    It turns out that Partch’s only published volume is not only a history book (telling of the development of intonation and scales since the times of the ancient Greeks), a music theory book (explaining the notation & structure of finely tuned intervals), and an autobiography…it is also a Cook Book! When read closely, Partch’s descriptions of his wonderful instruments include dimensions, materials and tunings…almost enough information to reproduce them exactly. And so, I began with the piece I loved most, on the instrument I knew best: Barstow: Eight Hitchhikers’ Inscriptions (1941) for Baritone and Adapted Guitar. But that was in 1991…

    Back Story

    In 1978, I was working on a book that would become The Contemporary Guitar (University of California Press: 1985), a survey of 20th century guitar music. I had known about Partch’s guitars from the 2nd edition of his Genesis of a Music (DaCapo Press: 1974), and soon discovered that the instruments were in San Diego under the stewardship of Partch’s longtime assistant Danlee Mitchell. I paid a visit, and photographed the two guitars found in the 2nd edition of Genesis of a Music, as well as making photocopies of the scores that used them. As I handed the scores back to Danlee, I lamented that I would never be able to play Partch’s famous “Hobo Concerto”—what the composer jokingly called Barstow: 8 Hitchhiker Inscriptions From A Highway Railing At Barstow, California—because there was no guitar part in it. Mitchell blinked and said, “What do you mean…? there’s a version for guitar and voice,” went into another room and returned with a most unusual object. There were pages of music, of course, but they were sandwiched between two pieces of plywood that were colorfully decorated with Cigar decals and loosely bound at the edge with shoe string. I leafed through the pages that looked mostly like algebra problems, as the familiar words were surrounded with nothing but ratios! I asked him how it was played, and he shrugged his shoulders saying, “I have no idea – you figure it out!” Still excited, I made a copy and took it home, and did a lot of head scratching, but not much else.

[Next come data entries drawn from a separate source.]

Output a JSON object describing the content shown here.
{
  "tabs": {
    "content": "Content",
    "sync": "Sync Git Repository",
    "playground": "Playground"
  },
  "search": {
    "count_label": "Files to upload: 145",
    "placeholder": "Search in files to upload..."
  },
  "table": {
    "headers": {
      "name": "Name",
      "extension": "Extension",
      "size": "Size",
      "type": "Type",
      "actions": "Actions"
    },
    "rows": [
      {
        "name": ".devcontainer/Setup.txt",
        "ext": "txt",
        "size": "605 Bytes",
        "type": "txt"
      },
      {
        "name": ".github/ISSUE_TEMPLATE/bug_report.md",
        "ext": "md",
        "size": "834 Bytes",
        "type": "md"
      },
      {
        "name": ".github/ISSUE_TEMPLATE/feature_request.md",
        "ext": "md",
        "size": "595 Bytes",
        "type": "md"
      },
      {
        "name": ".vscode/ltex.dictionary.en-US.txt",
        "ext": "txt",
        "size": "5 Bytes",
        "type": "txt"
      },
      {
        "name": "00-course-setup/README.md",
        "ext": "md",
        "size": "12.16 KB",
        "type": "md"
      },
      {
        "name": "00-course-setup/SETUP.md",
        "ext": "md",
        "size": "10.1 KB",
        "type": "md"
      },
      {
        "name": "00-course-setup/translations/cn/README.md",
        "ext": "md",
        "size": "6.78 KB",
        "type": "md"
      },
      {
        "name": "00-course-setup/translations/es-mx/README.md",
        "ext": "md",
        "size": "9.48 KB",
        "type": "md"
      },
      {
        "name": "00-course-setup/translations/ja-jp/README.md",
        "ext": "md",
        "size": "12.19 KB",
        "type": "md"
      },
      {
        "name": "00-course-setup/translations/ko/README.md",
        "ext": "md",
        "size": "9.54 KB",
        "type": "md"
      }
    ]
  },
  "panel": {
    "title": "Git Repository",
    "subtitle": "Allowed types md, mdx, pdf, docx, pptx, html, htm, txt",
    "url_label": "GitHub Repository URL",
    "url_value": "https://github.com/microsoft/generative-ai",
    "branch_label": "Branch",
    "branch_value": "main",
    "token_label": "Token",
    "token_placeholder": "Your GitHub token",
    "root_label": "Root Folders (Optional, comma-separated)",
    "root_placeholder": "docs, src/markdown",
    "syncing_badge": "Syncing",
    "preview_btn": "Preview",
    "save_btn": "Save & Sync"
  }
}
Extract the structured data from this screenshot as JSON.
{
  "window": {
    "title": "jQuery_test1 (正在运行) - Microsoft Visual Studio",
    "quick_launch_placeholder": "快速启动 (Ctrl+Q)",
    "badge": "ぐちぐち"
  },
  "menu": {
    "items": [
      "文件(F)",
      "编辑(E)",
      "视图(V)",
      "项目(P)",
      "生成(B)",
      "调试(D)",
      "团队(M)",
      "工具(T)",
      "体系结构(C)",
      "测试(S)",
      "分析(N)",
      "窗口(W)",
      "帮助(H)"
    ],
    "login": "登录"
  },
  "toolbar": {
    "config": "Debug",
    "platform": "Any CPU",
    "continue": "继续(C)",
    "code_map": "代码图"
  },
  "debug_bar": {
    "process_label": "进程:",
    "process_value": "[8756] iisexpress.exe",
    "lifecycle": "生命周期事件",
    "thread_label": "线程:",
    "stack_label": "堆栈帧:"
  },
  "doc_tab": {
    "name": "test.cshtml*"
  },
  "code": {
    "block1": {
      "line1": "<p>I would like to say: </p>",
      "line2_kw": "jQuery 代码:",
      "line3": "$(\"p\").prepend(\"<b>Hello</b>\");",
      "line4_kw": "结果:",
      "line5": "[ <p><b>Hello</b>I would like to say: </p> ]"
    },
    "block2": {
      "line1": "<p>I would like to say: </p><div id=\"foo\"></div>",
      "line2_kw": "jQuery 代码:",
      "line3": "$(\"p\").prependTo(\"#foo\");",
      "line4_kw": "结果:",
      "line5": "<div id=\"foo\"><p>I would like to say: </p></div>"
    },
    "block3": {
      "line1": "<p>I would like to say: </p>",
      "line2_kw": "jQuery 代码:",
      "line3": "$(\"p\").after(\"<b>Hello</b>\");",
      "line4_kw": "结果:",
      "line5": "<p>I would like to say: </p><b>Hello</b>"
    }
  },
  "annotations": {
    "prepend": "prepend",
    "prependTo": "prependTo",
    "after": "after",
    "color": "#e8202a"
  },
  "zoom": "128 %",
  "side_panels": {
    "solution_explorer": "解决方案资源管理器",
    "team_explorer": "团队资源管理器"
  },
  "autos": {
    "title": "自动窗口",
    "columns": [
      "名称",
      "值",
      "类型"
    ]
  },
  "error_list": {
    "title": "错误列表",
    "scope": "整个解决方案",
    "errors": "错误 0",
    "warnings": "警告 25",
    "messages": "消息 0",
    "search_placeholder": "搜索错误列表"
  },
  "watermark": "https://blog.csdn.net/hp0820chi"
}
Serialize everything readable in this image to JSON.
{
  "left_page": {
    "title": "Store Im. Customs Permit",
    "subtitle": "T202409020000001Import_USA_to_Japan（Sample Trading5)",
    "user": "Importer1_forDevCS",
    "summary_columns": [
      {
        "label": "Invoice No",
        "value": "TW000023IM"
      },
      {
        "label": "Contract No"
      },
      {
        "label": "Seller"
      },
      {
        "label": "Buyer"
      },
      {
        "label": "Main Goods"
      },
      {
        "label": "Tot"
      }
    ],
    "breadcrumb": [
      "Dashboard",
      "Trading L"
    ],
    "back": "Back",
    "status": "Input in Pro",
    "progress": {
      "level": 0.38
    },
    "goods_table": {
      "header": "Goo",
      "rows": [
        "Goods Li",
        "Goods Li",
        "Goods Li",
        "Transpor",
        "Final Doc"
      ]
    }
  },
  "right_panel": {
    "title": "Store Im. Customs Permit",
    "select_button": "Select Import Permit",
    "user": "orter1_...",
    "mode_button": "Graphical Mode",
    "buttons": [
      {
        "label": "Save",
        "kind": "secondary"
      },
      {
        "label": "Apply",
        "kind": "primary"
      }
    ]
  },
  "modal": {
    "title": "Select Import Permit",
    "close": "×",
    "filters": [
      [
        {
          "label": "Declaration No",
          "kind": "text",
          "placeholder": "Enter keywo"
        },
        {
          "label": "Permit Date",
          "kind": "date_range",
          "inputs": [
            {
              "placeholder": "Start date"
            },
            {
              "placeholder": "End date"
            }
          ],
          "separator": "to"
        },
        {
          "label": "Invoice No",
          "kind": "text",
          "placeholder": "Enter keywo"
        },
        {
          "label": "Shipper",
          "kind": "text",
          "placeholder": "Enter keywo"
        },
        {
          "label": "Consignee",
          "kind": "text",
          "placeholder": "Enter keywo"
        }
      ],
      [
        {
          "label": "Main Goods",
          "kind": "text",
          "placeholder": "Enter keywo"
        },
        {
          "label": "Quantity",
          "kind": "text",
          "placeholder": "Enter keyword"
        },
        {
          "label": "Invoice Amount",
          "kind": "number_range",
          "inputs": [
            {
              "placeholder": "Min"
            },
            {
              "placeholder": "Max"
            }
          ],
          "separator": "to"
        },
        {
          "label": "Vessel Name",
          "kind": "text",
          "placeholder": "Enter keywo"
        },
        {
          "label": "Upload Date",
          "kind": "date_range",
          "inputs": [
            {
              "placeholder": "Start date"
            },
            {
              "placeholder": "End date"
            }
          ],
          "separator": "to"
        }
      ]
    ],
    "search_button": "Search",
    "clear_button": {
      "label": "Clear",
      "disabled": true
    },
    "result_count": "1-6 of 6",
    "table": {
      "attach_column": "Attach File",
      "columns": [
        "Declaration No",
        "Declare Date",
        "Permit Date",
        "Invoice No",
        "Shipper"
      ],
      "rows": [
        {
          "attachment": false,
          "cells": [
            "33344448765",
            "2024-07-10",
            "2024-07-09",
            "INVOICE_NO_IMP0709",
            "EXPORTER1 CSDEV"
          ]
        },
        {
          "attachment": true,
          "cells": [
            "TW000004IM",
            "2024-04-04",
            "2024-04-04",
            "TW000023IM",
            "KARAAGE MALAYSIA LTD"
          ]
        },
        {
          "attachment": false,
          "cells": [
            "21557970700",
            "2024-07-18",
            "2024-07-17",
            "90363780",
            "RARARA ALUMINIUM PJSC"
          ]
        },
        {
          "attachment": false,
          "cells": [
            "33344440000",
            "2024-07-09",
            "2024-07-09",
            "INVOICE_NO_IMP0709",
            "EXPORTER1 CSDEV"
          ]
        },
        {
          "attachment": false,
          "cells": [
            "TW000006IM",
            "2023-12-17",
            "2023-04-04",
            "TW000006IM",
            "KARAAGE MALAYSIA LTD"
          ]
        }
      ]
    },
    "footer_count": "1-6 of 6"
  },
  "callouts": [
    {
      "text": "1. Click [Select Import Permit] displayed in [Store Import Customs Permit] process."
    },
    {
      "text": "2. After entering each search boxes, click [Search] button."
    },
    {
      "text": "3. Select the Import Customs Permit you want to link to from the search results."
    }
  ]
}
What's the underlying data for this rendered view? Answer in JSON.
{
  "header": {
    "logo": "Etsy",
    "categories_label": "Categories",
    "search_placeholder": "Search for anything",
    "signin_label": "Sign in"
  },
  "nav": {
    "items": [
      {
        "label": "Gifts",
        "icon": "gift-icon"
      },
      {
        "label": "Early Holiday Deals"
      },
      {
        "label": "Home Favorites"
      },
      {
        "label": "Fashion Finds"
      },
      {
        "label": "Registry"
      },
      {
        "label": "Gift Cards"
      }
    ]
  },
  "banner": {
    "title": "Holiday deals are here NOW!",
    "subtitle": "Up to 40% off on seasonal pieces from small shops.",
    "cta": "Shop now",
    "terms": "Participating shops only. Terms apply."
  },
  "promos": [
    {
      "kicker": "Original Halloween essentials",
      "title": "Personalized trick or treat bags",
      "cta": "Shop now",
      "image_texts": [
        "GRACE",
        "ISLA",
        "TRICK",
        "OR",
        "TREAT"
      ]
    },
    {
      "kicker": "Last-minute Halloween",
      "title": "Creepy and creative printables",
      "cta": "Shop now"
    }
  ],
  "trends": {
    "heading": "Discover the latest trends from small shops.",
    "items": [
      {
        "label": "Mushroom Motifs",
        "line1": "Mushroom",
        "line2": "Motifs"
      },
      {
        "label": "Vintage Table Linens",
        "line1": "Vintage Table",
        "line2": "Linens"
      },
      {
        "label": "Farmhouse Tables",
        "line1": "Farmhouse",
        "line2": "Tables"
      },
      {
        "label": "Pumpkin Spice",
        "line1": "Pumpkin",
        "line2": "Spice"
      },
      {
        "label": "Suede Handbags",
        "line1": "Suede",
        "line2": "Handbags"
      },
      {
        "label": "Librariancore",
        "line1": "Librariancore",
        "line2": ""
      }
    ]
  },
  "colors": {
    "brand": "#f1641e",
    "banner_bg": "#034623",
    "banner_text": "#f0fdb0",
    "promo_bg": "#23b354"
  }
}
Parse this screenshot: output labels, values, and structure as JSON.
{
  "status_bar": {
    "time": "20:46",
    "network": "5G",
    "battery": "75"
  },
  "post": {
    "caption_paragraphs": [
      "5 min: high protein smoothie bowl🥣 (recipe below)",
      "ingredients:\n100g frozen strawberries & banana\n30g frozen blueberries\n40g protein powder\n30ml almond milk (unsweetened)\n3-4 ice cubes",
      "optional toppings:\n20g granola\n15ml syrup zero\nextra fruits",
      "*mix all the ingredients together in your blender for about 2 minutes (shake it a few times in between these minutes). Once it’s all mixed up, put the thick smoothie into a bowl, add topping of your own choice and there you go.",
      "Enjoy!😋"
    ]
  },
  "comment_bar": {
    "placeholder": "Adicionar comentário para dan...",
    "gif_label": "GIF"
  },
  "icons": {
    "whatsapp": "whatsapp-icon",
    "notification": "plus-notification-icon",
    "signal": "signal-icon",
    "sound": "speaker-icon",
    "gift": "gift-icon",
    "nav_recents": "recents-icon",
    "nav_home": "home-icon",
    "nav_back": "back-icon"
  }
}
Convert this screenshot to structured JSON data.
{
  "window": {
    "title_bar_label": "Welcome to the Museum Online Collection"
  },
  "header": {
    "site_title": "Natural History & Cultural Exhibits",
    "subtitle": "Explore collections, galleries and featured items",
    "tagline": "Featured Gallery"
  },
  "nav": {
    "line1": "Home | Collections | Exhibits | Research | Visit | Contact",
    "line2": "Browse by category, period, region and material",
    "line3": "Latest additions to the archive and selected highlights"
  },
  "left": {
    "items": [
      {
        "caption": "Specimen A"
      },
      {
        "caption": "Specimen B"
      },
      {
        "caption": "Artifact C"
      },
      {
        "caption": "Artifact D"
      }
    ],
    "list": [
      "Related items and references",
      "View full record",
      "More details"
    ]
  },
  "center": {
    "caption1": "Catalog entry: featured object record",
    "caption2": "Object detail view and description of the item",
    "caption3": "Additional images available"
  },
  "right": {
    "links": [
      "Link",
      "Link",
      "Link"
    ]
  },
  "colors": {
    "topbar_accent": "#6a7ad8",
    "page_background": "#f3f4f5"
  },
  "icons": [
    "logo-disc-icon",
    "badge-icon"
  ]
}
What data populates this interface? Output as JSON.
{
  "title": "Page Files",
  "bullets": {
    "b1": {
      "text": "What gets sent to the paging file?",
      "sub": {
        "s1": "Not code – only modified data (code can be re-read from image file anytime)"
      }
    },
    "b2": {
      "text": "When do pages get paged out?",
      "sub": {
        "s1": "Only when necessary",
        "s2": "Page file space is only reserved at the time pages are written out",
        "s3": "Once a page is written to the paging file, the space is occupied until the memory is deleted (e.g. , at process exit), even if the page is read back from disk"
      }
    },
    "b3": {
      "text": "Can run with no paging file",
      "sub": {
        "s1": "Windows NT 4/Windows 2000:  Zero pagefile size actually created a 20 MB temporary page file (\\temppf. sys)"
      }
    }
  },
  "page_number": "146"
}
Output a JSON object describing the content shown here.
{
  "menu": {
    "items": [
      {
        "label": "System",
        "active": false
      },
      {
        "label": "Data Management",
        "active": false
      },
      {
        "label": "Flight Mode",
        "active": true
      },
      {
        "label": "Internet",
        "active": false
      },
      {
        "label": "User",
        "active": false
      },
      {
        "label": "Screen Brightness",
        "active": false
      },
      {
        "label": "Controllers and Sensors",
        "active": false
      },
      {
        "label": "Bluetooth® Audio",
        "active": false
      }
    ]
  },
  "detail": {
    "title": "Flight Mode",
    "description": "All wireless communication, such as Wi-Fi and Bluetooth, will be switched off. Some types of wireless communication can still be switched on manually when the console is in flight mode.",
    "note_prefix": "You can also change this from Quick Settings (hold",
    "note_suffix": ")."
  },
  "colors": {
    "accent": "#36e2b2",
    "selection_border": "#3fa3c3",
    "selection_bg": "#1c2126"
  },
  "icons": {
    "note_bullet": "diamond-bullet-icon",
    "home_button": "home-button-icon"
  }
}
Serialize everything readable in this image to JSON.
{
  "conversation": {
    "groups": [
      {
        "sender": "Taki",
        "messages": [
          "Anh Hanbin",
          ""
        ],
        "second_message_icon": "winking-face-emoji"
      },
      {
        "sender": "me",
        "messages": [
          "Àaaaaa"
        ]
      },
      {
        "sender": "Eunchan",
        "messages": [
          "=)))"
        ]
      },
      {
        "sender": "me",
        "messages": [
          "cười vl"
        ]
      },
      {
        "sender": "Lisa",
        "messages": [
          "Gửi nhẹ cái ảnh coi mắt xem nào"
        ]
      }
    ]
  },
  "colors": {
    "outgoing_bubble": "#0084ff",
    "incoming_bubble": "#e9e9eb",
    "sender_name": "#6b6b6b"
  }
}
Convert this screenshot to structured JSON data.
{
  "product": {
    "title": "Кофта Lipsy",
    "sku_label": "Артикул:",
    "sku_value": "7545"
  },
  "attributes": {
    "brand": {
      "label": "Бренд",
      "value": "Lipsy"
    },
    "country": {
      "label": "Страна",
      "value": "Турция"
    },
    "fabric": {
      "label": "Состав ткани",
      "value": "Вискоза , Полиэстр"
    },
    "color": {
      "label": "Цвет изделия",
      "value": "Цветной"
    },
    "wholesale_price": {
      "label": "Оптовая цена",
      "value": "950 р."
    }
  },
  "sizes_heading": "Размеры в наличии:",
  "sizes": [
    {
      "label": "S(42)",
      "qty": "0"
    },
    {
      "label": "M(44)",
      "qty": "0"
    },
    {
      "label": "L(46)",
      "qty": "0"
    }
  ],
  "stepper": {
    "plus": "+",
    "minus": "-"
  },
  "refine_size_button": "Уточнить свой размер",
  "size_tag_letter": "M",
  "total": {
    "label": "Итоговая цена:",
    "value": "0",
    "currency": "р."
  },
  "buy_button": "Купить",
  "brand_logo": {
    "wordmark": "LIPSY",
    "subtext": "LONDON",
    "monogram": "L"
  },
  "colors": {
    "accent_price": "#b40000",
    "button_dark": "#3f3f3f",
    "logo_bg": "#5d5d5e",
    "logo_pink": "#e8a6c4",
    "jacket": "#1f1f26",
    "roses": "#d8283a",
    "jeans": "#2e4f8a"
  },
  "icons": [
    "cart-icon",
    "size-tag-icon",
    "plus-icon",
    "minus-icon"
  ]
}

    It wasn’t until 1991 that two books changed my reluctant indifference into action: Tom McGeary’s Harry Partch - BITTER MUSIC: Collected Journals, Essays, Introductions, an Librettos, and his indispensable THE MUSIC OF HARRY PARTCH – A Descriptive Catalogue.

     over for PARTCH: Bitter Music: Collected Journals, Essays, Introductions, and Librettos:::::McGeary Catalogue.jpg

    For the first time I truly grasped the depth and breadth of Partch’s genius and decided it was time to act. Out came Barstow as well as Genesis – it was time to solve the puzzle.


    Next: “Seduced into Carpentry”…..